(PROBLEM TO SOLVE): Line count for the string "City" in the records below: report that figure and nothing else.

RECORDS PROVIDED Block Start

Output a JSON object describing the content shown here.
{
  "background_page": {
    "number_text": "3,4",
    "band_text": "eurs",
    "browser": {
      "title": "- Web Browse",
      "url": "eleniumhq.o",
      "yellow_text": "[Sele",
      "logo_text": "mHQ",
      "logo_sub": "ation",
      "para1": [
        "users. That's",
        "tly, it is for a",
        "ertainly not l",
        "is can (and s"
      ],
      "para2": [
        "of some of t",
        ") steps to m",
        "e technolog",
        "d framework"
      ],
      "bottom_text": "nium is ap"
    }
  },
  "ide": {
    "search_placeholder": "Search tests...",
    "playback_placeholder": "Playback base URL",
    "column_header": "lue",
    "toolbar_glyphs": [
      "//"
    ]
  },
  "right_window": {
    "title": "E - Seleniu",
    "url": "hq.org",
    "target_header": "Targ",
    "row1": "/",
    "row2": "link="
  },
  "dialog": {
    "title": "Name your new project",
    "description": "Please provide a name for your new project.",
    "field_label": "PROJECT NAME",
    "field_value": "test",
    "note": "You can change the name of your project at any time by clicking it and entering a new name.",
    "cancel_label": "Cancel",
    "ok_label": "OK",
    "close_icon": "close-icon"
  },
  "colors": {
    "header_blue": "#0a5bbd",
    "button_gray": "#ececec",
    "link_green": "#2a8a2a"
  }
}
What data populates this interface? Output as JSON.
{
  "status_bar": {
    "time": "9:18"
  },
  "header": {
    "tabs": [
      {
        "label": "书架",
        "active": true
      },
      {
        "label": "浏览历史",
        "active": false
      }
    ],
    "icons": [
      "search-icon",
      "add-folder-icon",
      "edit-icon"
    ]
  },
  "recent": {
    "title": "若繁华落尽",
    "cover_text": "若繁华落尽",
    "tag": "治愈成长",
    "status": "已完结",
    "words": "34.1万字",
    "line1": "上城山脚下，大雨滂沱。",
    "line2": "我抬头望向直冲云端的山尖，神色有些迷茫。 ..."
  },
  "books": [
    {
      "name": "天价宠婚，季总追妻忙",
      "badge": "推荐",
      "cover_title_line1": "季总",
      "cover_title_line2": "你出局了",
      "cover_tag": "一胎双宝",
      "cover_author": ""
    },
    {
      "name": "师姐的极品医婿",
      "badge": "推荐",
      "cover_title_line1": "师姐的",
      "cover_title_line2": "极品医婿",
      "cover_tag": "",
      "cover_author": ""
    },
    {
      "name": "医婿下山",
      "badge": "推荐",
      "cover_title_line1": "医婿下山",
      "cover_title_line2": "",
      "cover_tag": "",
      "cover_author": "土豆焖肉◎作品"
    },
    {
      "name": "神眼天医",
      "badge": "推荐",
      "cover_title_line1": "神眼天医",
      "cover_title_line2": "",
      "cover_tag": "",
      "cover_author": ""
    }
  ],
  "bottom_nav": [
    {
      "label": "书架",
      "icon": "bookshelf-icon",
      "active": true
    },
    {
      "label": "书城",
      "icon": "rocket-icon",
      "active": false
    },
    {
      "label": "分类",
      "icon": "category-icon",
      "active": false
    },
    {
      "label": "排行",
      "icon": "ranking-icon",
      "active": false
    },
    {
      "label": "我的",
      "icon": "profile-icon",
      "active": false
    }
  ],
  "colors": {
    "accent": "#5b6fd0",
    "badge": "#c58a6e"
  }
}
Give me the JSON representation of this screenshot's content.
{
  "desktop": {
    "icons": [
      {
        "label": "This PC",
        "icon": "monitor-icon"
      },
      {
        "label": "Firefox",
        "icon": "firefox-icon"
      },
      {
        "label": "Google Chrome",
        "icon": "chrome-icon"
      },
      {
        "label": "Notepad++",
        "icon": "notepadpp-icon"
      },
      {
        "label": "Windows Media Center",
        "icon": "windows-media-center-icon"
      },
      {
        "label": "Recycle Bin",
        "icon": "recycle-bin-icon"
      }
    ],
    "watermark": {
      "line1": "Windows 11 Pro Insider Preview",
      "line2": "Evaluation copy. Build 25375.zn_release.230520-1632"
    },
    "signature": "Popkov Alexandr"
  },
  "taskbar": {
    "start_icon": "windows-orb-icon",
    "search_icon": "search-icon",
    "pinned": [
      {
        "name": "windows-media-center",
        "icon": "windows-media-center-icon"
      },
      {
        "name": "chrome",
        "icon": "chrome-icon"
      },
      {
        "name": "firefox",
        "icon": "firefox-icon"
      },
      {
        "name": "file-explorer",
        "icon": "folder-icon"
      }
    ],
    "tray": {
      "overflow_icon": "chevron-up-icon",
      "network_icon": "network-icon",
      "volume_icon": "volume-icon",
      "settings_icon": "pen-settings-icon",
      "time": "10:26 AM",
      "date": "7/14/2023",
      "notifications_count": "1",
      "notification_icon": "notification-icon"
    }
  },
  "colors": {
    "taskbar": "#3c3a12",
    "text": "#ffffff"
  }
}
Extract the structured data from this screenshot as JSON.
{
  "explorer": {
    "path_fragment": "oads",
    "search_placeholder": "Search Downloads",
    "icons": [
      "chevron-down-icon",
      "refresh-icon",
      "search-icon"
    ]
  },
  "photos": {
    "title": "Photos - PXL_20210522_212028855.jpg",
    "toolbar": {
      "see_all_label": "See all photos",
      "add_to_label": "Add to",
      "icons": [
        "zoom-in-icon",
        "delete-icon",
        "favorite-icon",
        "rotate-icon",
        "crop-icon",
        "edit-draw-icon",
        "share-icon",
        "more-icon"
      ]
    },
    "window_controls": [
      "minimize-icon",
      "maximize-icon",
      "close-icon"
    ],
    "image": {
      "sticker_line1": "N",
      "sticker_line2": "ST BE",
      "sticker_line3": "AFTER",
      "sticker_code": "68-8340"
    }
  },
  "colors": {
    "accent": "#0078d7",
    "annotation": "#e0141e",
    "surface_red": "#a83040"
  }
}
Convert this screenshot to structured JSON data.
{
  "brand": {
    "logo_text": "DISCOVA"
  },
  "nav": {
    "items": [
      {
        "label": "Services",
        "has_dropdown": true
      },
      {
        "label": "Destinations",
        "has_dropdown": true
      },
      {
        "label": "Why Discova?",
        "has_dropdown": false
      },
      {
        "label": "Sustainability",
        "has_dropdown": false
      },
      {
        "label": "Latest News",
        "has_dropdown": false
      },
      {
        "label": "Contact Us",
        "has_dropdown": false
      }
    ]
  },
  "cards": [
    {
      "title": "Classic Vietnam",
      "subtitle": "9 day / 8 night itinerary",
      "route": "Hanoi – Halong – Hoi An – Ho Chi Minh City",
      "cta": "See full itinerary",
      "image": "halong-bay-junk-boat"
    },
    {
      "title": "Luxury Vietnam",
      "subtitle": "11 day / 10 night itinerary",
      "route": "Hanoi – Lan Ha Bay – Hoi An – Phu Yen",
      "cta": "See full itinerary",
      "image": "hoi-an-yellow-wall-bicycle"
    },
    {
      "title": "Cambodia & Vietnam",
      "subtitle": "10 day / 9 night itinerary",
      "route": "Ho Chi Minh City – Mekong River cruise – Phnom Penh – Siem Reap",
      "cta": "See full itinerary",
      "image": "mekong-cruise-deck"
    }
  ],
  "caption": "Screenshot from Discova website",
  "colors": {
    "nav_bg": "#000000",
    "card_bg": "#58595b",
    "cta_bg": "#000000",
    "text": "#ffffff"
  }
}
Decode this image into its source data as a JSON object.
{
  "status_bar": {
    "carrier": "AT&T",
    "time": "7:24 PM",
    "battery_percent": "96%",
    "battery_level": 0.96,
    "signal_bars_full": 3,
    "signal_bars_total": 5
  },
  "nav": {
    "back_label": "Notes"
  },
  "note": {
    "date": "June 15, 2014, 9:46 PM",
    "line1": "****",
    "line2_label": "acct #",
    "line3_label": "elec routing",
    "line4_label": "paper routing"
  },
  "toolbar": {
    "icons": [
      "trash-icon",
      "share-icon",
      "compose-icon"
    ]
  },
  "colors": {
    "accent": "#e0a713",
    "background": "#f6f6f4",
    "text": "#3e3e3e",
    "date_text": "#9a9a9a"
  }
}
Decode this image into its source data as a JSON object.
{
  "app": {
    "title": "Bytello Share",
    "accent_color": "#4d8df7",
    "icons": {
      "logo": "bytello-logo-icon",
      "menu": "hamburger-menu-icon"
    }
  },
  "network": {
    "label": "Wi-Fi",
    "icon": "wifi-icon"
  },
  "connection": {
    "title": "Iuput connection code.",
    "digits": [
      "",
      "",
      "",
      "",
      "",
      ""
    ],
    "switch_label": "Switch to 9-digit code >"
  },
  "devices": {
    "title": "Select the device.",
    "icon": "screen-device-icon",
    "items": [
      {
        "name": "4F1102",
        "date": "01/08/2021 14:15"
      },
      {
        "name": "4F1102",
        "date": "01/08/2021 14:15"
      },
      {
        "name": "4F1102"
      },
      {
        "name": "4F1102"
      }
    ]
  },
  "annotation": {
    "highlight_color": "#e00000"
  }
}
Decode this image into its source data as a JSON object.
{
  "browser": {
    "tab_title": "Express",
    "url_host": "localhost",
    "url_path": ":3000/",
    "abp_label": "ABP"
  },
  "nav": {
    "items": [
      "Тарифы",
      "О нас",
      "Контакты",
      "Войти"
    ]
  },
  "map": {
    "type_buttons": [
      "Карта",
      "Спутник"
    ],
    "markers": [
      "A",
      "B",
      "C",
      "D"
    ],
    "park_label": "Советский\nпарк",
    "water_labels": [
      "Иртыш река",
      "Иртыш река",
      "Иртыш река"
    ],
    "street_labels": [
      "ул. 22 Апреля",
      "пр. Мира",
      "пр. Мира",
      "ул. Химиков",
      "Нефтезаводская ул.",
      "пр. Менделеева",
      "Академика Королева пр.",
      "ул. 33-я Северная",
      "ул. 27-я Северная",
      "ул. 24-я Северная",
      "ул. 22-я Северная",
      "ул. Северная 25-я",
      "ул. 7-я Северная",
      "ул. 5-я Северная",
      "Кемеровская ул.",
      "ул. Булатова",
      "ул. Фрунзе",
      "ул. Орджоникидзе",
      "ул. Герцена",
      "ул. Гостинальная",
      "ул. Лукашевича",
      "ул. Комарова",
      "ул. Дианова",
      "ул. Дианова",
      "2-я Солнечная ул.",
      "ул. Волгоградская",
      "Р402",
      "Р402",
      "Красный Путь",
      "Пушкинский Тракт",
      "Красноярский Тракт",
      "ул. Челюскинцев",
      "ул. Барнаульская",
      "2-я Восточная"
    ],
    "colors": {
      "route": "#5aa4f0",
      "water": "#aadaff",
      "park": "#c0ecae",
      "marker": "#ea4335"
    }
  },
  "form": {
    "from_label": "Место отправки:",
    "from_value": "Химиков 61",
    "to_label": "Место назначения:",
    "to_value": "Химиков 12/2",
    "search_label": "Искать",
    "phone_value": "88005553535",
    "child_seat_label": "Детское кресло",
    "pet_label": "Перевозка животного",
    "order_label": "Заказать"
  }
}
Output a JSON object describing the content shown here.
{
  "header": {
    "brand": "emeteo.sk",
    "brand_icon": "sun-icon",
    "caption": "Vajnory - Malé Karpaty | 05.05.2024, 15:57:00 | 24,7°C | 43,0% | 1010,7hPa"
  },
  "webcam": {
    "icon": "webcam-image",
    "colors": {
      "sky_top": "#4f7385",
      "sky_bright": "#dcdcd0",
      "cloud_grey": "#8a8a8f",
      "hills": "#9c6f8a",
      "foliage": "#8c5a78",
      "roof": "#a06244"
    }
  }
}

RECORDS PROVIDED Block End

(ANSWER FOR THE TASK): 2